In the past year, we’ve seen the greater awareness (and, consequently, media spending) devoted to digital video, mobile, programmatic buying and selling of ad inventory, and social media take off in manners and volumes most of us wouldn’t have predicted. There’s no such thing as the status quo in rapidly growing technologies and media channels, and in 2013, records will be broken, and outmoded models will crumble. Here are 11 ways we predict the digital marketplace will really change in 2013.
- Video RTB revenue will exceed Forrester expectations. Sure, we have an affinity to this, but Forrester has predicted RTB video spending will grow from $387 million in 2012 to $667 million in 2013. This might sound like huge growth, and it is, but it’s conservative given the conversation about programmatic buying and selling is picking up. RTB is a big part of programmatic in video. If people were surprised by the statistics around the rise of online video consumption in 2012, 2013 will be even more of a shocker. RTB in video will be lauded for its abilities to monetize video content and give brands the reach they desire.
- Video publishers will start to benefit from new programmatic pricing technologies. A lot of publishers have been wary of moving into programmatic systems in general for fear of devaluing their inventory. But in 2012, private video exchanges and other systems have brought increased revenue to publishers, and adoption will continue to spread. “Programmatic” just might be the word of 2013.
- Private marketplaces will take off for the largest publishers, and they’ll begin to go mainstream by the end of 2013. Misgivings about private marketplaces are premature — if publishers are wary of devaluing their inventory, then that means they know what it’s worth. As time progresses, they’ll become more accustomed and create more marketplaces where they have more control over sales.
- As the move towards programmatic continues, the industry will see more ad sales organizations shift to more of a programmatic model and reduce the size of their direct sales teams due to the efficiencies that programmatic brings to the table. Deals will still need to be brokered between publishers and advertisers and this is where the direct sales team will shine.

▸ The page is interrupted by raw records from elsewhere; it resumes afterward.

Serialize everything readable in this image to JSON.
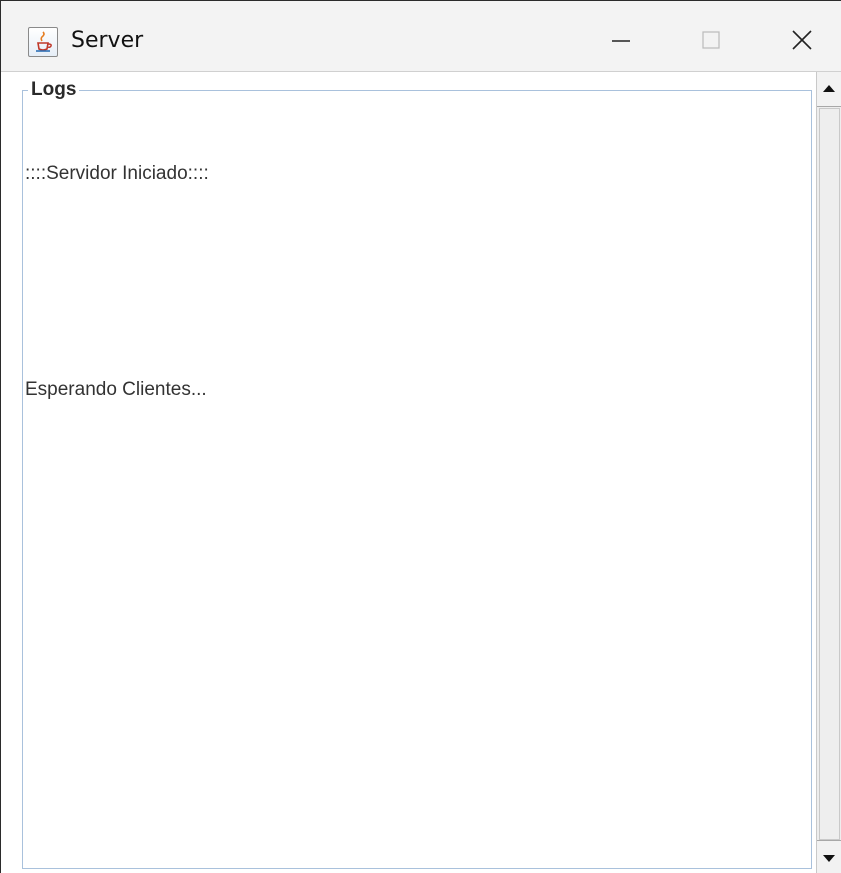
{
  "window": {
    "title": "Server",
    "app_icon": "java-cup-icon",
    "controls": {
      "minimize_icon": "minimize-icon",
      "maximize_icon": "maximize-icon",
      "close_icon": "close-icon"
    }
  },
  "logs_panel": {
    "title": "Logs",
    "lines": [
      "::::Servidor Iniciado::::",
      "",
      "",
      "Esperando Clientes..."
    ]
  },
  "colors": {
    "titlebar_bg": "#f3f3f3",
    "group_border": "#a9c1dc",
    "text": "#333333"
  }
}
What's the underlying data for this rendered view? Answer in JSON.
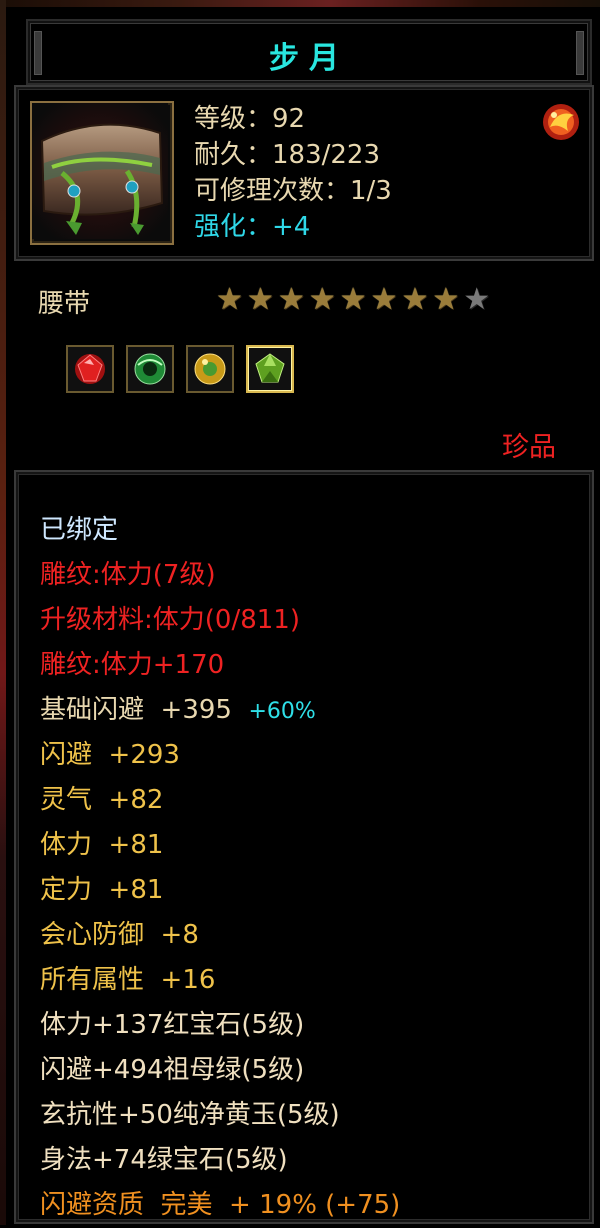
{
  "item": {
    "name": "步月",
    "level_text": "等级：92",
    "durability_text": "耐久：183/223",
    "repair_text": "可修理次数：1/3",
    "enhance_text": "强化：+4",
    "type": "腰带",
    "stars_total": 9,
    "stars_filled": 8,
    "rarity": "珍品",
    "icon": "belt-icon",
    "corner_icon": "fire-orb-icon"
  },
  "gems": [
    {
      "name": "ruby-gem-icon",
      "color": "#d02020"
    },
    {
      "name": "emerald-ring-icon",
      "color": "#2a9a40"
    },
    {
      "name": "yellow-jade-icon",
      "color": "#d0a020"
    },
    {
      "name": "green-gem-icon",
      "color": "#7ac030"
    }
  ],
  "attributes": {
    "bound": "已绑定",
    "engrave": "雕纹:体力(7级)",
    "upgrade_material": "升级材料:体力(0/811)",
    "engrave_bonus": "雕纹:体力+170",
    "base_dodge": "基础闪避  +395",
    "base_dodge_bonus": "+60%",
    "dodge": "闪避  +293",
    "aura": "灵气  +82",
    "stamina": "体力  +81",
    "concentration": "定力  +81",
    "crit_defense": "会心防御  +8",
    "all_attributes": "所有属性  +16",
    "gem1": "体力+137红宝石(5级)",
    "gem2": "闪避+494祖母绿(5级)",
    "gem3": "玄抗性+50纯净黄玉(5级)",
    "gem4": "身法+74绿宝石(5级)",
    "quality": "闪避资质  完美  + 19% (+75)"
  },
  "colors": {
    "title": "#29e6e0",
    "red": "#ee2222",
    "gold": "#efc24a",
    "cyan": "#2fe0e8",
    "orange": "#f09020"
  }
}
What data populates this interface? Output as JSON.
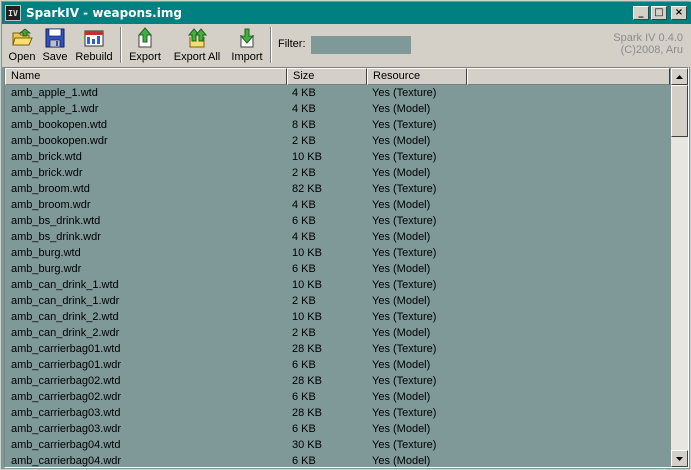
{
  "window": {
    "title": "SparkIV - weapons.img",
    "app_icon_text": "IV",
    "minimize_glyph": "_",
    "maximize_glyph": "□",
    "close_glyph": "×"
  },
  "toolbar": {
    "open_label": "Open",
    "save_label": "Save",
    "rebuild_label": "Rebuild",
    "export_label": "Export",
    "export_all_label": "Export All",
    "import_label": "Import",
    "filter_label": "Filter:",
    "filter_value": "",
    "version_line1": "Spark IV 0.4.0",
    "version_line2": "(C)2008, Aru"
  },
  "list": {
    "columns": [
      "Name",
      "Size",
      "Resource"
    ],
    "rows": [
      [
        "amb_apple_1.wtd",
        "4 KB",
        "Yes (Texture)"
      ],
      [
        "amb_apple_1.wdr",
        "4 KB",
        "Yes (Model)"
      ],
      [
        "amb_bookopen.wtd",
        "8 KB",
        "Yes (Texture)"
      ],
      [
        "amb_bookopen.wdr",
        "2 KB",
        "Yes (Model)"
      ],
      [
        "amb_brick.wtd",
        "10 KB",
        "Yes (Texture)"
      ],
      [
        "amb_brick.wdr",
        "2 KB",
        "Yes (Model)"
      ],
      [
        "amb_broom.wtd",
        "82 KB",
        "Yes (Texture)"
      ],
      [
        "amb_broom.wdr",
        "4 KB",
        "Yes (Model)"
      ],
      [
        "amb_bs_drink.wtd",
        "6 KB",
        "Yes (Texture)"
      ],
      [
        "amb_bs_drink.wdr",
        "4 KB",
        "Yes (Model)"
      ],
      [
        "amb_burg.wtd",
        "10 KB",
        "Yes (Texture)"
      ],
      [
        "amb_burg.wdr",
        "6 KB",
        "Yes (Model)"
      ],
      [
        "amb_can_drink_1.wtd",
        "10 KB",
        "Yes (Texture)"
      ],
      [
        "amb_can_drink_1.wdr",
        "2 KB",
        "Yes (Model)"
      ],
      [
        "amb_can_drink_2.wtd",
        "10 KB",
        "Yes (Texture)"
      ],
      [
        "amb_can_drink_2.wdr",
        "2 KB",
        "Yes (Model)"
      ],
      [
        "amb_carrierbag01.wtd",
        "28 KB",
        "Yes (Texture)"
      ],
      [
        "amb_carrierbag01.wdr",
        "6 KB",
        "Yes (Model)"
      ],
      [
        "amb_carrierbag02.wtd",
        "28 KB",
        "Yes (Texture)"
      ],
      [
        "amb_carrierbag02.wdr",
        "6 KB",
        "Yes (Model)"
      ],
      [
        "amb_carrierbag03.wtd",
        "28 KB",
        "Yes (Texture)"
      ],
      [
        "amb_carrierbag03.wdr",
        "6 KB",
        "Yes (Model)"
      ],
      [
        "amb_carrierbag04.wtd",
        "30 KB",
        "Yes (Texture)"
      ],
      [
        "amb_carrierbag04.wdr",
        "6 KB",
        "Yes (Model)"
      ]
    ]
  },
  "icons": {
    "open": "folder-open-icon",
    "save": "floppy-disk-icon",
    "rebuild": "rebuild-icon",
    "export": "export-arrow-icon",
    "export_all": "export-all-icon",
    "import": "import-arrow-icon"
  },
  "colors": {
    "titlebar": "#008080",
    "list_background": "#7f9898",
    "chrome": "#d4d0c8"
  }
}
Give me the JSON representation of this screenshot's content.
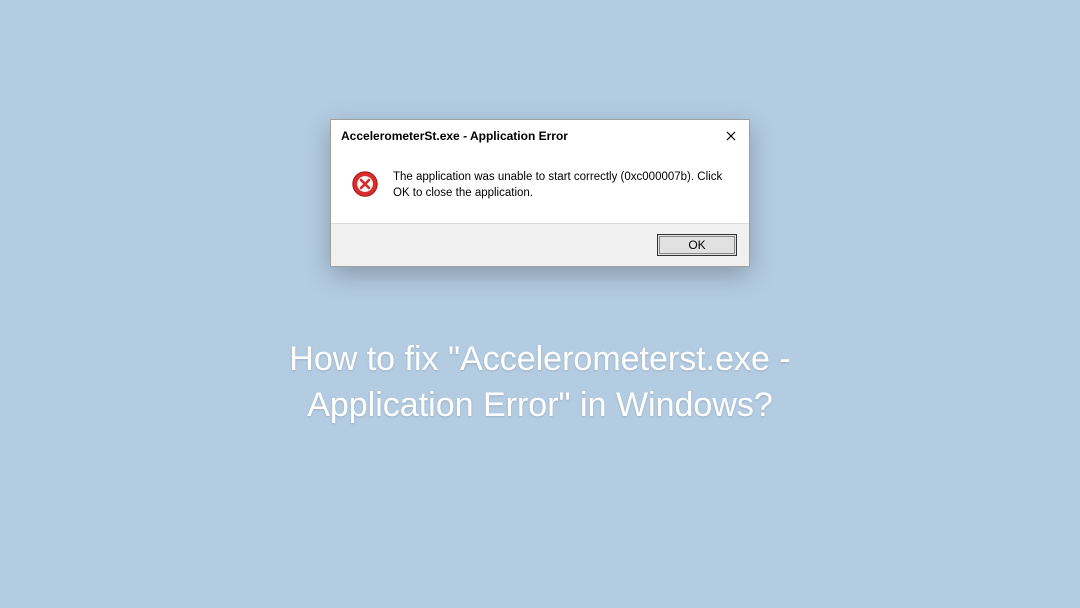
{
  "dialog": {
    "title": "AccelerometerSt.exe - Application Error",
    "message": "The application was unable to start correctly (0xc000007b). Click OK to close the application.",
    "ok_label": "OK"
  },
  "headline": {
    "line1": "How to fix \"Accelerometerst.exe -",
    "line2": "Application Error\" in Windows?"
  }
}
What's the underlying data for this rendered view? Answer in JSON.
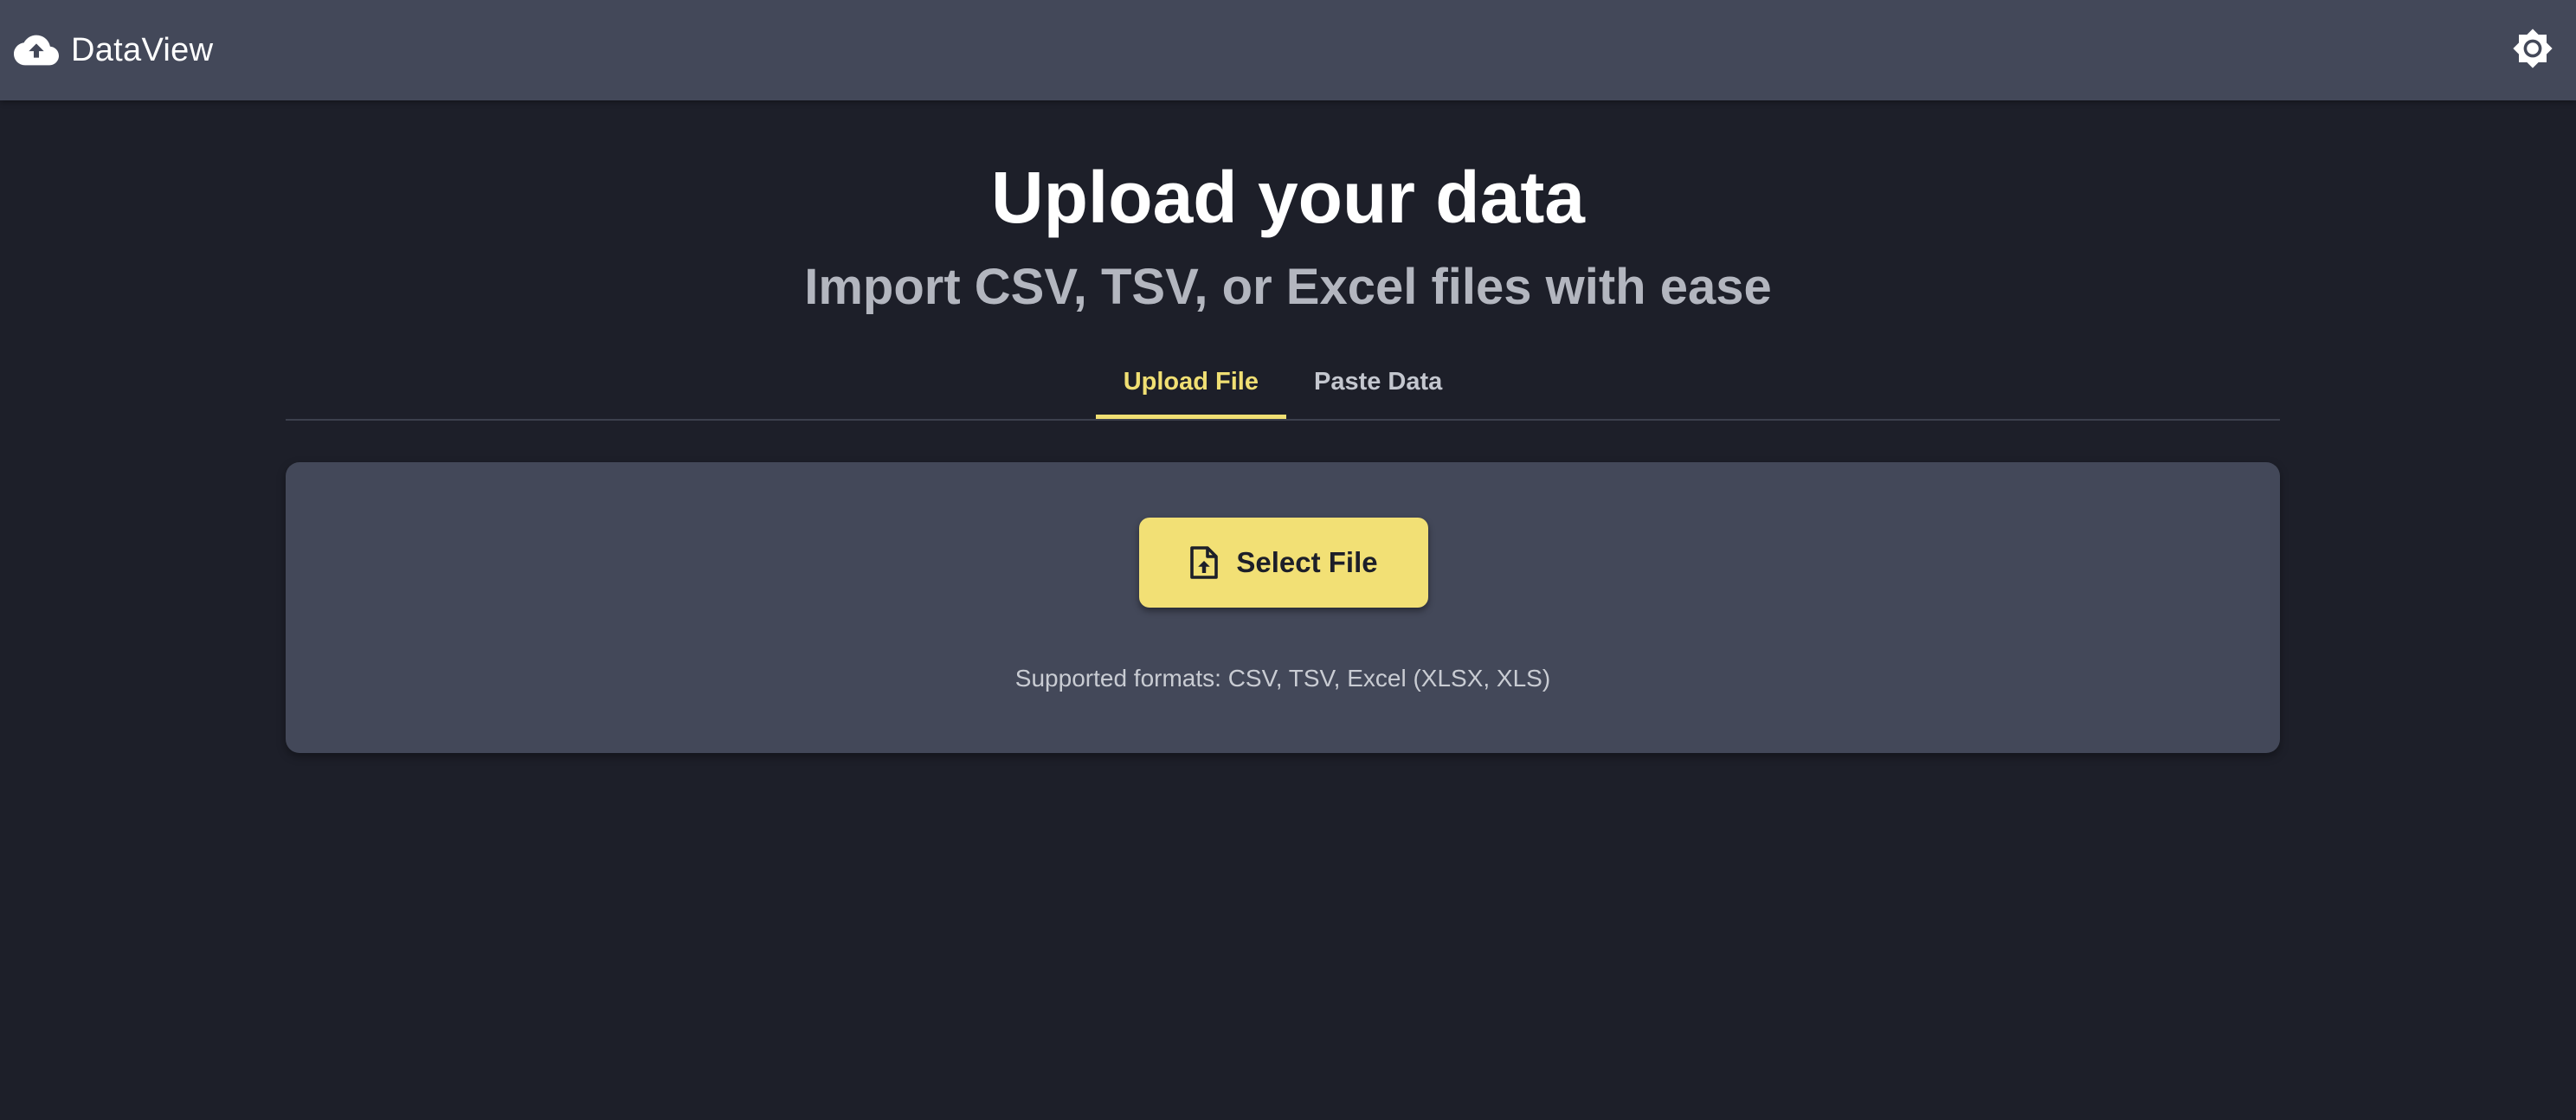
{
  "app": {
    "name": "DataView",
    "logo_icon": "cloud-upload-icon",
    "theme_toggle_icon": "brightness-icon"
  },
  "hero": {
    "title": "Upload your data",
    "subtitle": "Import CSV, TSV, or Excel files with ease"
  },
  "tabs": [
    {
      "label": "Upload File",
      "active": true
    },
    {
      "label": "Paste Data",
      "active": false
    }
  ],
  "upload": {
    "button_label": "Select File",
    "button_icon": "file-upload-icon",
    "supported_formats": "Supported formats: CSV, TSV, Excel (XLSX, XLS)"
  },
  "colors": {
    "background": "#1d1f29",
    "surface": "#434859",
    "accent": "#f2e075",
    "text_muted": "#b3b6bf"
  }
}
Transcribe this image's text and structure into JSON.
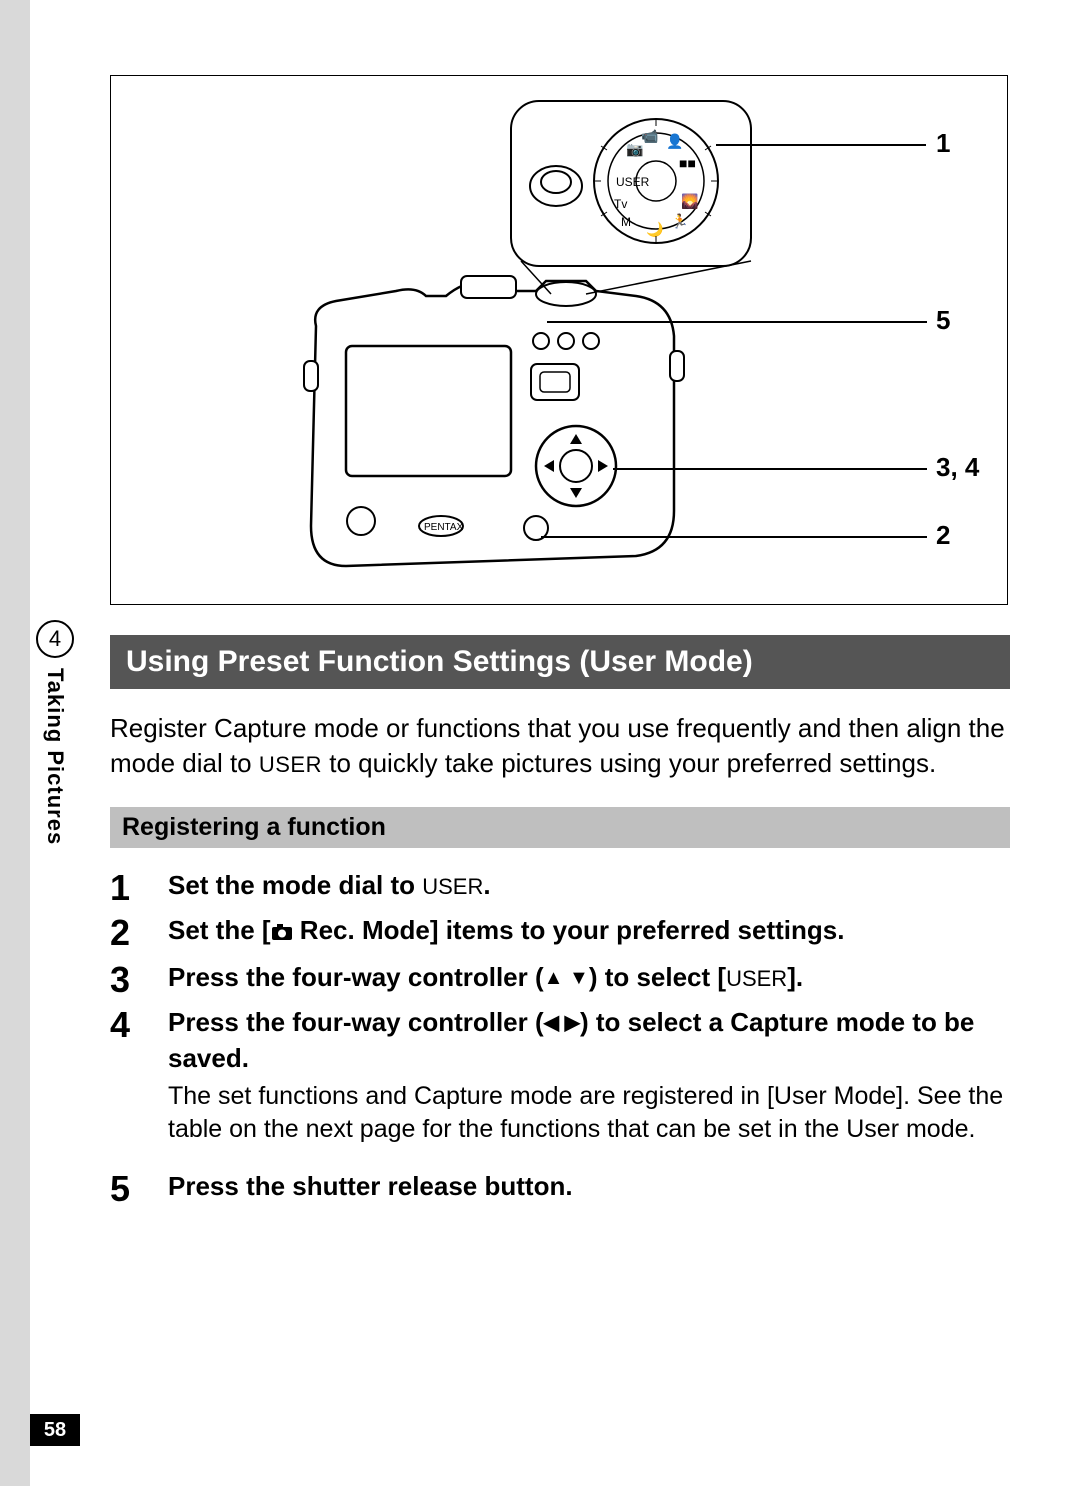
{
  "page_number": "58",
  "chapter": {
    "number": "4",
    "label": "Taking Pictures"
  },
  "diagram": {
    "callouts": [
      "1",
      "5",
      "3, 4",
      "2"
    ]
  },
  "title": "Using Preset Function Settings (User Mode)",
  "intro_parts": {
    "a": "Register Capture mode or functions that you use frequently and then align the mode dial to ",
    "user_text": "USER",
    "b": " to quickly take pictures using your preferred settings."
  },
  "subheading": "Registering a function",
  "steps": [
    {
      "num": "1",
      "parts": {
        "a": "Set the mode dial to ",
        "user": "USER",
        "b": "."
      }
    },
    {
      "num": "2",
      "parts": {
        "a": "Set the [",
        "b": " Rec. Mode] items to your preferred settings."
      }
    },
    {
      "num": "3",
      "parts": {
        "a": "Press the four-way controller (",
        "b": ") to select [",
        "user": "USER",
        "c": "]."
      }
    },
    {
      "num": "4",
      "text": "Press the four-way controller (◀ ▶) to select a Capture mode to be saved.",
      "parts": {
        "a": "Press the four-way controller (",
        "b": ") to select a Capture mode to be saved."
      },
      "note": "The set functions and Capture mode are registered in [User Mode]. See the table on the next page for the functions that can be set in the User mode."
    },
    {
      "num": "5",
      "text": "Press the shutter release button."
    }
  ]
}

- The old-line display SSPs will get into video ad serving. Basically, the engagement opportunity video affords is too rich to ignore, and the market will soon demand the established SSPs to diversify and move into adjacent markets.
- Facebook is getting into video and they’ll shake things up. Concerns over the effectiveness of Facebook display ads will push the network to continue to innovate, and everyone will watch to see if more TV dollars move online because Facebook is in the video advertising game, given the volume of videos social users watch and share
- Yahoo! will become a serious video player. Recently minted CEO Marissa Meyer understands the value ad-tech plays in an overall strategy and is ready to expand their offerings, leading to continued consolidation in the market. Meyer and her second in command – Henrique De Castro – clearly have a vision that calls for more automation and the next plausible – and lucrative place – to drive this is video.
- At least one agency holding company will invest in or outright acquire a video RTB-enabled supply source. In the interest of providing full-service solutions, this is one service the agencies will see value in taking in-house.
- Consolidations or shakeouts on the DSP side of the house will start to take place. The expenses of participating in the programmatic market (and winning bids) will squeeze out the small-time players. Publishers are at a strategic advantage right now to, for example, require minimum bids, which will ultimately thin the herd.
- The Media Rating Council (MRC) will approve 3MS (Making Measurement Make Sense), and the new standard in media measurement will lead to an accelerated shift in budgets from television to digital video. A robust, cross-platform measurement system will reveal insights about usage and engagement that send marketers scrambling toward digital channels.
- Traditional video networks will be virtually non-existent in the digital upfronts. They’ll be present — they more or less have to participate —but they’ll be overshadowed by players who are truly committed to digital video; the players who are willing to approach digital video as its own channel and not just an offshoot to TV.
We’re planning for big changes in video the coming year, and we’re planning to be surprised, too. So should any of us, in any channel, on the buy and sell side alike. What new developments do you expect to see as 2013 unfolds?